[Entries from a dataset of interfaces]
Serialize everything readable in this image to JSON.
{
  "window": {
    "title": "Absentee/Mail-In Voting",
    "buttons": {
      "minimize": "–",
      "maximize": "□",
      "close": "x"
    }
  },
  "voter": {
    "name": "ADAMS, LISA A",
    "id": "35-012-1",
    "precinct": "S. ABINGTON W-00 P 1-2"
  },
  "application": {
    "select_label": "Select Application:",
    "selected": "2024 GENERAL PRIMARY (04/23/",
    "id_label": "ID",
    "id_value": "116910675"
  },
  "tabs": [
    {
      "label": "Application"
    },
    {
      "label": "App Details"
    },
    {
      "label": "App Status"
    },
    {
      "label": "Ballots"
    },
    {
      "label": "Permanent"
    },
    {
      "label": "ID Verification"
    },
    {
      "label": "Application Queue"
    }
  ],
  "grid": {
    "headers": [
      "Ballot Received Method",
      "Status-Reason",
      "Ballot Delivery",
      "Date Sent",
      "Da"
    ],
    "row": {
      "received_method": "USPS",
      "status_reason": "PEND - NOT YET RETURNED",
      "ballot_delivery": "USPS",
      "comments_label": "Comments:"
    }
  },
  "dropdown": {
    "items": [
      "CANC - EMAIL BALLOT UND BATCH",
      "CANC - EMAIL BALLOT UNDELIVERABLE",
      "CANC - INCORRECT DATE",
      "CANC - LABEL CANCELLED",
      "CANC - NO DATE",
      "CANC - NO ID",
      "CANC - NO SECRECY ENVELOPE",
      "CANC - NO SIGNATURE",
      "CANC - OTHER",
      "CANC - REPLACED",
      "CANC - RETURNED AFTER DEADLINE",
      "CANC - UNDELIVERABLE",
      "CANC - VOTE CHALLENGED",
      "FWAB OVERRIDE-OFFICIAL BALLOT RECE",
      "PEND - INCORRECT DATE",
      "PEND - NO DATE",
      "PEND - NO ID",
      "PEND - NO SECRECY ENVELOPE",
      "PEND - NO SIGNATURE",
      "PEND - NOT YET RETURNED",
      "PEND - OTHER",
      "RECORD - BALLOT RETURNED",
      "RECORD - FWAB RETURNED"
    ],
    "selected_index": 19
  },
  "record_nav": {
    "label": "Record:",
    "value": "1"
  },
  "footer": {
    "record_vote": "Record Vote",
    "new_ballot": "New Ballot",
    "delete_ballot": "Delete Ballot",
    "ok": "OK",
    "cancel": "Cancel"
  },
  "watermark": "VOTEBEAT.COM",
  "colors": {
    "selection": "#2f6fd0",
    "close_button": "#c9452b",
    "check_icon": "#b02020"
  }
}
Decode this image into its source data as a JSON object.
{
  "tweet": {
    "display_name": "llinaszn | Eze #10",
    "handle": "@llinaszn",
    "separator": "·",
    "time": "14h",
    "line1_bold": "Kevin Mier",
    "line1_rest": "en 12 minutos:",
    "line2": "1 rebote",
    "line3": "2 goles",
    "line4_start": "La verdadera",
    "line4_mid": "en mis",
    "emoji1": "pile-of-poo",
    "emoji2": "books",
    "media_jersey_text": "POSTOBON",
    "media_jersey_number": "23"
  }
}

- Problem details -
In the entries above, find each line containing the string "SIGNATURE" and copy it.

- Exercise output -
      "CANC - NO SIGNATURE",
      "PEND - NO SIGNATURE",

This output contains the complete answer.